Need Help with Creating Exercise Routine

Hello there,

I need your help with my exercise routine. So fistly, a bit about me. I am a 22 year old female, 5’11’’ 168 weight. My body fat % at the moment is 24%. I want to get it down to 15%. The thing is I have an anterior pelvic tilt, flat feet an pain in my knees (being tall is a struggle).

I have read quite a lot on nutrition and fitness, however, when it comes to me performing some of the exercises, I just can’t seem to do them without experiencing pai n either in my lower back, knees or feet. I was wondering if anyone can help me out by telling me what I need to do to get in shape without risking getting injured.

When I do squats I my knees feel like they fill up with air and they are about to pop. I might be imagining it or it might be normal but yeah. Any tips about training and nutrition for a way too tall but ambitious and consistent woman would be appreciated.

Start light. How much weight are you trying to squat? Any fitness writer worth their salt recommends that everyone, especially beginners, should start lighter than they think they should. Start squatting with just the bar, or even lighter with goblet squats or even just bodyweight squats. Something is better than nothing, and you should always start somewhere that lets you get the technique perfect and is pain free before you try to progress.

Posting videos of you attempting these lifts that hurt you will allow people here to critique your technique. Without seeing you perform the lift, it’s hard to guess what is causing the problem. A coach would be incredible, but not everyone has the finances to afford a quality trainer. Posting videos on here is the next best thing you can do. There was an article posted just the other day that talked about how deep you should squat-I recommend you read it and attempt the test it talked about.

As a beginner, I’ve always liked Stronglifts 5x5 as a good starting point, or Ripptoe’s Starting Strength. Just remember, check your ego at the door, and start light. That was the hardest thing for me to grasp, and once you get a few weeks under your belt, the progress will begin.

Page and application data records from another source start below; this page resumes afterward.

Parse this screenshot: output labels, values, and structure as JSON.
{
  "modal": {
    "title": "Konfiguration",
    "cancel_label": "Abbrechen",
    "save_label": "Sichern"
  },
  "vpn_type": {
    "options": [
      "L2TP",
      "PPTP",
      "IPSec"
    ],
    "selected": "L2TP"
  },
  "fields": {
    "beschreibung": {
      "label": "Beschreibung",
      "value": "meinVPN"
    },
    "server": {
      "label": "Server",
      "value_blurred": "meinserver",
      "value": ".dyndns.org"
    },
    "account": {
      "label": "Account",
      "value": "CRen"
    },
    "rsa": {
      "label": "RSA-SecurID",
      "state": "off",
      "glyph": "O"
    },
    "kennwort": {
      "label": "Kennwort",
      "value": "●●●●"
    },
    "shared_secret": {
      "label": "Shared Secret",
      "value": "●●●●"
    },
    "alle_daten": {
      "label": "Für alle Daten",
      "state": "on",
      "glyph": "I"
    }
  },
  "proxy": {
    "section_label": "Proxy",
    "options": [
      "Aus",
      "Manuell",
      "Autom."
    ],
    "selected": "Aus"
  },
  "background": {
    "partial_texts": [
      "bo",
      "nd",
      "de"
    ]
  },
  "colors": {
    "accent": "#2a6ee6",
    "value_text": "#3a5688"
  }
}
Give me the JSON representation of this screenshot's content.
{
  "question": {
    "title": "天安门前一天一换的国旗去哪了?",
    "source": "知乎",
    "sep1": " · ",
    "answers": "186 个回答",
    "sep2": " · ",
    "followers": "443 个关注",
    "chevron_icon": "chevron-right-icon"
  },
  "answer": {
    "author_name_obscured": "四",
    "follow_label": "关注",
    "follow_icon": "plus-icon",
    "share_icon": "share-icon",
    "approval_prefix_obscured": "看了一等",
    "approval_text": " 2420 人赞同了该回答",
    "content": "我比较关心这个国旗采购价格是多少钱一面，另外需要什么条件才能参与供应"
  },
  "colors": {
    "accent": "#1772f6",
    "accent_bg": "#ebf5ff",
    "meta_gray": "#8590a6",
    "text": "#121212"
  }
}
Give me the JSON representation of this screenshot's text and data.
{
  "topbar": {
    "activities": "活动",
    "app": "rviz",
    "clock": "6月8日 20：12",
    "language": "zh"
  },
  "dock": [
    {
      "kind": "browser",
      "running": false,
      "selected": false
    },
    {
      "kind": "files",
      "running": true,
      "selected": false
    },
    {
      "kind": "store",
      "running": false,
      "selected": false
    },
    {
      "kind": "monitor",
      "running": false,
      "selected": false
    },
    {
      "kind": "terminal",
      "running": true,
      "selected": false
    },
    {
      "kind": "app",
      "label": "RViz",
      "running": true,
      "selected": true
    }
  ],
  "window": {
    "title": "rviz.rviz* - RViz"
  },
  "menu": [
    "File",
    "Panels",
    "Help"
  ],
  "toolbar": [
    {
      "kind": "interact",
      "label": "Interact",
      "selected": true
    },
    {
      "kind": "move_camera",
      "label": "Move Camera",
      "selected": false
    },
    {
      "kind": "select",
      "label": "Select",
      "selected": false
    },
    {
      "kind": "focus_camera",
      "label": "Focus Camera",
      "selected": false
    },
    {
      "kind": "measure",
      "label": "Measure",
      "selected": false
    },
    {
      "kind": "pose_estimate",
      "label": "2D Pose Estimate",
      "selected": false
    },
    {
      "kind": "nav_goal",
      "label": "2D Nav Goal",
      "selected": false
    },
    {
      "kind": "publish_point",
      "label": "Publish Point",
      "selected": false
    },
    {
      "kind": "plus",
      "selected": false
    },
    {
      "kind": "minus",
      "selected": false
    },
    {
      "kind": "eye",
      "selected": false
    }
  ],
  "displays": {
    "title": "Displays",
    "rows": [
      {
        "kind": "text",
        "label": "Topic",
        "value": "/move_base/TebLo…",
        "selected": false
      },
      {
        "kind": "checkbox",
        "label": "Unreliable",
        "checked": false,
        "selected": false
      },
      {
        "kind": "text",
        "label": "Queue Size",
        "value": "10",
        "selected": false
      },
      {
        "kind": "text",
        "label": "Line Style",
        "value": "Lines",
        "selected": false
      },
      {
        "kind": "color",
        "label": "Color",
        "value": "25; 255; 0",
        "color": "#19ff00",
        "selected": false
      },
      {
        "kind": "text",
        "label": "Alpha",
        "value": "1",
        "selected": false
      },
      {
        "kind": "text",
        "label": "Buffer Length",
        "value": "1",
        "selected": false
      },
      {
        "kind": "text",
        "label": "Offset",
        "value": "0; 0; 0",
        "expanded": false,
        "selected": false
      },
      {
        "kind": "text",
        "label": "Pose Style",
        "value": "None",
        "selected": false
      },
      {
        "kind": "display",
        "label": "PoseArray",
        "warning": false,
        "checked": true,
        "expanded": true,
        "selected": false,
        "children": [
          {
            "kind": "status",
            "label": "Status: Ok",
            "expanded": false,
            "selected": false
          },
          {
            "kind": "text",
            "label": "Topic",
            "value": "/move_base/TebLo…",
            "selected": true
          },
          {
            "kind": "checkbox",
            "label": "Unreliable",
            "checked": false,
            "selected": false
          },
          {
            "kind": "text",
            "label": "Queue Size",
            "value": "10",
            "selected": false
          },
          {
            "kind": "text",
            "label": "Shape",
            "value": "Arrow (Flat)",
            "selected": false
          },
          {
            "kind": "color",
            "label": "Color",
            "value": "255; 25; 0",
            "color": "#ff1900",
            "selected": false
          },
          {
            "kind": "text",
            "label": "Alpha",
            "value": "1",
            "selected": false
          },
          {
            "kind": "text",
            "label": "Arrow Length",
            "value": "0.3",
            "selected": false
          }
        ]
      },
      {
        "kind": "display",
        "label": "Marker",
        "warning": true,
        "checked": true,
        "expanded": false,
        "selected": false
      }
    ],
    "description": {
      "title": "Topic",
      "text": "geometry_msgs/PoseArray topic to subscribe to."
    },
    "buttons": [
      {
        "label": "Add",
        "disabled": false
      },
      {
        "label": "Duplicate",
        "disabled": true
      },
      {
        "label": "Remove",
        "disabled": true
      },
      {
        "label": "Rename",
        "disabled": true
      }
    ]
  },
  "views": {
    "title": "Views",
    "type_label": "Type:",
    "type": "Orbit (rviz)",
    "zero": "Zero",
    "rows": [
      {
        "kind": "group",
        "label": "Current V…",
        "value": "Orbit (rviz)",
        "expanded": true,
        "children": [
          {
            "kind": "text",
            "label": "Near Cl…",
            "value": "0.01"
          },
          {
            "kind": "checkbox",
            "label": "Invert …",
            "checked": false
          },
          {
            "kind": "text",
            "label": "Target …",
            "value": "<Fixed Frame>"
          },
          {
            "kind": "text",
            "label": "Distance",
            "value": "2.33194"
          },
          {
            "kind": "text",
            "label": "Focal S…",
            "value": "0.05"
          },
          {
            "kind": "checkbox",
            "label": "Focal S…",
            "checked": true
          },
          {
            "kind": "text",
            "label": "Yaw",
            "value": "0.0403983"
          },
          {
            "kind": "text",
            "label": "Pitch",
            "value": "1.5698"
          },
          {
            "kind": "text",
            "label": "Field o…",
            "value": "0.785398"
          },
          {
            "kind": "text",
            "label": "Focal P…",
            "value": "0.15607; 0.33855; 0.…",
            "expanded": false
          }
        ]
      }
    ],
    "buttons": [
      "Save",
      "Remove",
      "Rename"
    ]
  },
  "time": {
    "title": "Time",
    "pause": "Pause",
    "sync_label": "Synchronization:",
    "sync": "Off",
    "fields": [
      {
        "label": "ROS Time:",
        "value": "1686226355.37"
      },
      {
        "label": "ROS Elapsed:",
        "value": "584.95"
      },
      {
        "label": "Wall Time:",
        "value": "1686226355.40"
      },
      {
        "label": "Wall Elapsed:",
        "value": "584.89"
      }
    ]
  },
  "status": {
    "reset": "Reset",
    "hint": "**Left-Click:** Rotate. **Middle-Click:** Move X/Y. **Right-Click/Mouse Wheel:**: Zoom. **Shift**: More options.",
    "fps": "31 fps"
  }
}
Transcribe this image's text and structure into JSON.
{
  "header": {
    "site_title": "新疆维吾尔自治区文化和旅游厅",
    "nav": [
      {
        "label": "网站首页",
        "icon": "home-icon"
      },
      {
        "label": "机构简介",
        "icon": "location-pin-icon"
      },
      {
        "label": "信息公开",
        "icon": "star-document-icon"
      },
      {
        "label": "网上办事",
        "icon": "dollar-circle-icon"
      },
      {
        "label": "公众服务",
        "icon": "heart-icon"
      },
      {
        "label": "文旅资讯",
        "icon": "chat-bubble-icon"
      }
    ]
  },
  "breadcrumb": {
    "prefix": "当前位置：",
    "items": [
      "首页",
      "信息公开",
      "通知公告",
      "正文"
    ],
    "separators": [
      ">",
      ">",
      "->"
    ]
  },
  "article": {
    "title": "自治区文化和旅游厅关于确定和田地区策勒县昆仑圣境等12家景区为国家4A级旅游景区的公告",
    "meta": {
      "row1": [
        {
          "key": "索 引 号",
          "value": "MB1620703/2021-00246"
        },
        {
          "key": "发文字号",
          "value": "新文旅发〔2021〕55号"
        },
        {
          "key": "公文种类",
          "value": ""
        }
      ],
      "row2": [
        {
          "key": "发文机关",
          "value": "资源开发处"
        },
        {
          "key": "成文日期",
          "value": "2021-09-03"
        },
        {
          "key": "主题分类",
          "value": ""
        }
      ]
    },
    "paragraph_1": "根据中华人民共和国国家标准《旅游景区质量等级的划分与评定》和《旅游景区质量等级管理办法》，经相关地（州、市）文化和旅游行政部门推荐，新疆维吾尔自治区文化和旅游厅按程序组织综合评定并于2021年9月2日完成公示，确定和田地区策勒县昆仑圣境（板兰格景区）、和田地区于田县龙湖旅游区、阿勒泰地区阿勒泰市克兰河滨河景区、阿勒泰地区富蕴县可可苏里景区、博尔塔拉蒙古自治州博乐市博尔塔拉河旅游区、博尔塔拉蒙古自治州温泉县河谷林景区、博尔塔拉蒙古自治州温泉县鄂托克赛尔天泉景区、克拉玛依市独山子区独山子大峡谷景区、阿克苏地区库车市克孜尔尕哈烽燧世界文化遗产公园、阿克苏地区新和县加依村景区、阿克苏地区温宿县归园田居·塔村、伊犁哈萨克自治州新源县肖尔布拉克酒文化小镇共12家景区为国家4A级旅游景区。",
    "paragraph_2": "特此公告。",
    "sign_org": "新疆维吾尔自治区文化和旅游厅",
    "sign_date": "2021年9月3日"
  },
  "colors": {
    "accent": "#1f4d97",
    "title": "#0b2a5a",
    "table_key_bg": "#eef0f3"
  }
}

Also as a beginner, cardio is not going to be as important as diet and proper weight training to get BF down. Don’t be too surprised if you see your weight increase at the beginning once you start training due to muscle growth-muscle is much denser then fat, so even if your weight goes up, your body composition and BF% will decrease.

It sounds like you have mobility issues. This is extremely common in beginners – don’t sweat it, but it IS something you need to work on. To start, google Joe Defrano’s Limber 11 and do that mobility routine. The video is about 20 minutes long but once you learn the routine it should only take 10-15 minutes to actually do it. It’s perfect for a warm up before you work out or you can do it on its own at home.

Just make sure you do it every day. If you don’t have access to a foam roller and lacrosse ball you can skip that part of the routine the first time through but you’ll definitely want to invest in them before too long. The benefits are huge.

Also, google “couch stretch” and do that every day too. 2 minutes each side, at least once per day. When you have time, experiment with other stretches for your hip flexors, quads, IT Bands, adductors, and calves (all easily googlable) and do the ones that you feel are the most beneficial.

I know mobility stuff isn’t as sexy or cool as lifting, but it will allow you to do what you need to do in the gym and will likely improve your quality of life outside the gym as well (at 22 you shouldn’t be constantly having knee pain.) Once you get yourself fixed up you won’t have to dedicate as much time to it and a simple warm up routine and some stretching on your off days will be enough. Until then you should really make it a priority. If you do that and follow breakingiron’s advice above, you should be golden.